Tuesday, June 11, 2019

Everett Salmon Habitat Restoration

By Karen Robes Meeks

Last week, the Port of Everett and the Port Gardner Bay Trustees have struck a deal that would allow for the investment and restoration of a 338 acre-salmon habitat north of Everett.

Now public for a 30-day review and memorialized under a formal Consent Decree with the US Department of Justice, the agreement achieved by the port and the trustees - which include the Tulalip Tribes, Suquamish Tribe, NOAA, U.S. Fish and Wildlife and the Washington State Department of Ecology - seeks a “comprehensive settlement for natural resources damage liability from the years of historic industry on Everett’s waterfront.”

“The Port, together with our restoration partner Wildlands, pursued an innovative and groundbreaking approach to settling natural resource damages on Port Gardner Bay in a way that provides immediate and significant environmental benefits by ensuring funding for the construction of the Port’s Blue Heron Slough Conservation Bank project,” said Erik Gerking, the port’s director of environmental programs. “The Blue Heron Slough project will benefit various threatened species, including the Chinook salmon, which is the primary food source of the Southern Resident Killer Whale (Orca).”

The settlement is a win-win for the environment and local communities, said Jim Pendowski, Toxics Cleanup Program Manager for the Washington Department of Ecology.

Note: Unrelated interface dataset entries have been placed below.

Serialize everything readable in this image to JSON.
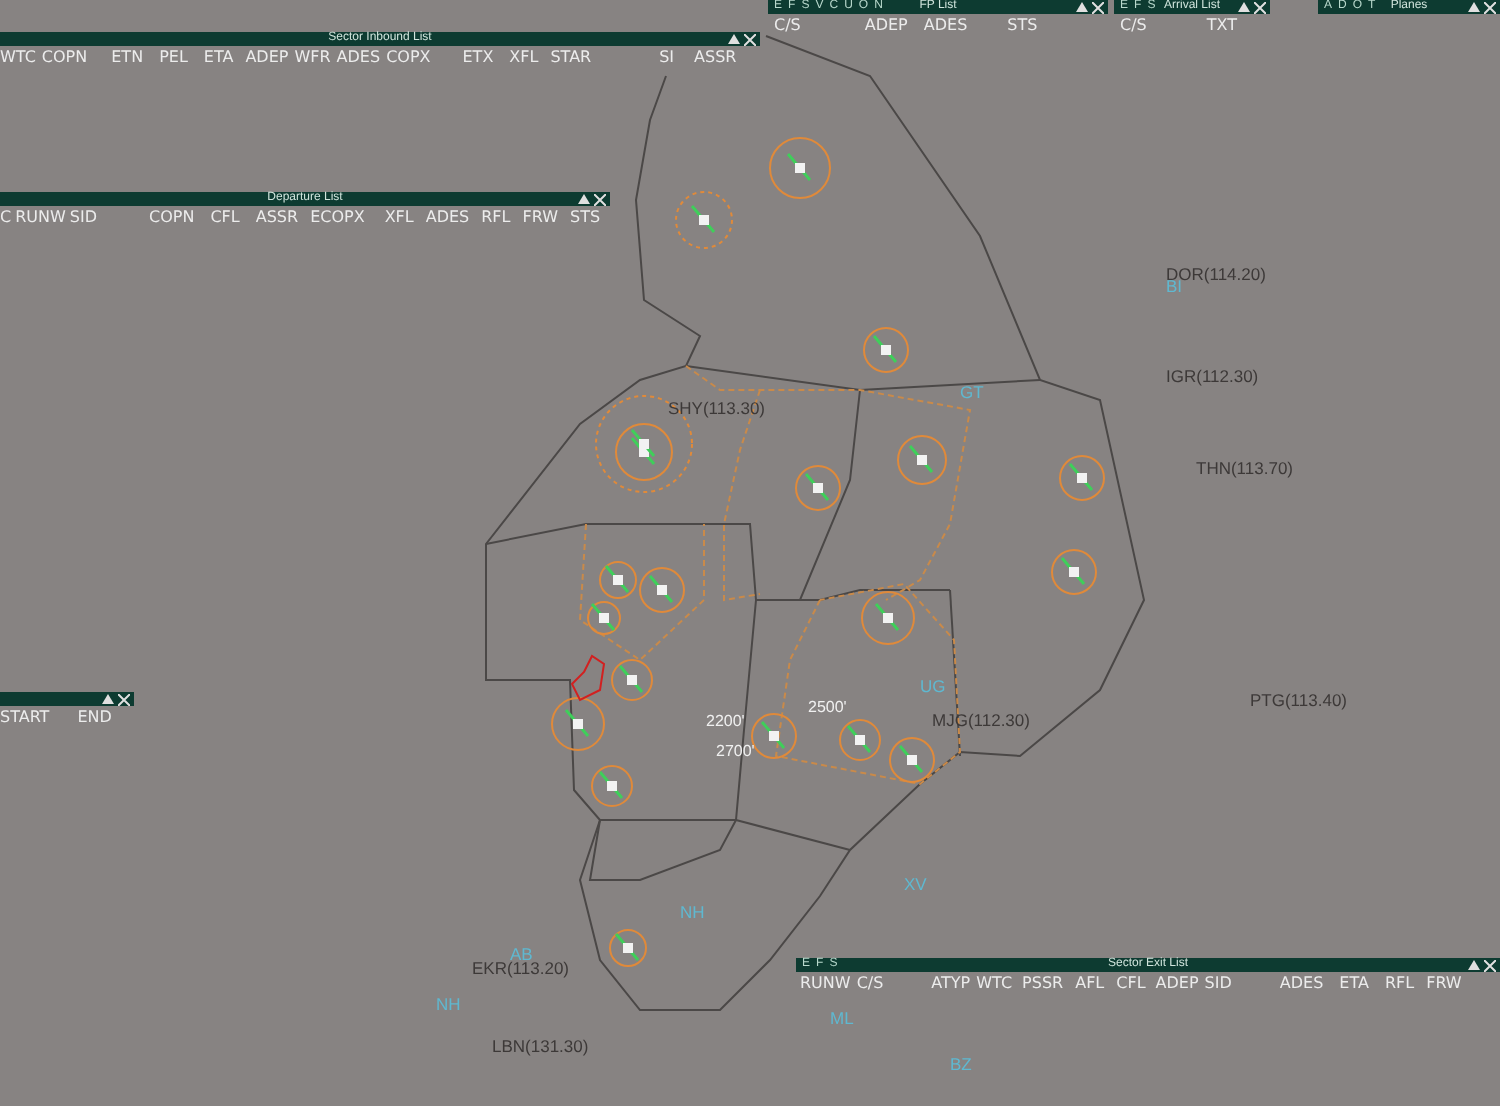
{
  "windows": [
    {
      "title": "Sector Inbound List",
      "columns": [
        "WTC",
        "COPN",
        "ETN",
        "PEL",
        "ETA",
        "ADEP",
        "WFR",
        "ADES",
        "COPX",
        "ETX",
        "XFL",
        "STAR",
        "SI",
        "ASSR"
      ]
    },
    {
      "title": "Departure List",
      "columns": [
        "C",
        "RUNW",
        "SID",
        "COPN",
        "CFL",
        "ASSR",
        "ECOPX",
        "XFL",
        "ADES",
        "RFL",
        "FRW",
        "STS"
      ]
    },
    {
      "title": "FP List",
      "buttons": [
        "E",
        "F",
        "S",
        "V",
        "C",
        "U",
        "O",
        "N"
      ],
      "columns": [
        "C/S",
        "ADEP",
        "ADES",
        "STS"
      ]
    },
    {
      "title": "Arrival List",
      "buttons": [
        "E",
        "F",
        "S"
      ],
      "columns": [
        "C/S",
        "TXT"
      ]
    },
    {
      "title": "Planes",
      "buttons": [
        "A",
        "D",
        "O",
        "T"
      ]
    },
    {
      "columns": [
        "START",
        "END"
      ]
    },
    {
      "title": "Sector Exit List",
      "buttons": [
        "E",
        "F",
        "S"
      ],
      "columns": [
        "RUNW",
        "C/S",
        "ATYP",
        "WTC",
        "PSSR",
        "AFL",
        "CFL",
        "ADEP",
        "SID",
        "ADES",
        "ETA",
        "RFL",
        "FRW"
      ]
    }
  ],
  "map": {
    "navaids": [
      {
        "label": "DOR(114.20)"
      },
      {
        "label": "IGR(112.30)"
      },
      {
        "label": "THN(113.70)"
      },
      {
        "label": "SHY(113.30)"
      },
      {
        "label": "PTG(113.40)"
      },
      {
        "label": "MJG(112.30)"
      },
      {
        "label": "EKR(113.20)"
      },
      {
        "label": "LBN(131.30)"
      }
    ],
    "waypoints": [
      {
        "label": "BI"
      },
      {
        "label": "GT"
      },
      {
        "label": "UG"
      },
      {
        "label": "XV"
      },
      {
        "label": "NH"
      },
      {
        "label": "AB"
      },
      {
        "label": "NH"
      },
      {
        "label": "ML"
      },
      {
        "label": "BZ"
      }
    ],
    "altitude_tags": [
      {
        "label": "2200'"
      },
      {
        "label": "2700'"
      },
      {
        "label": "2500'"
      }
    ]
  }
}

“Restoring and protecting 353 acres of critical tidal habitats will help salmon thrive and help the communities that rely on healthy fisheries,” he said.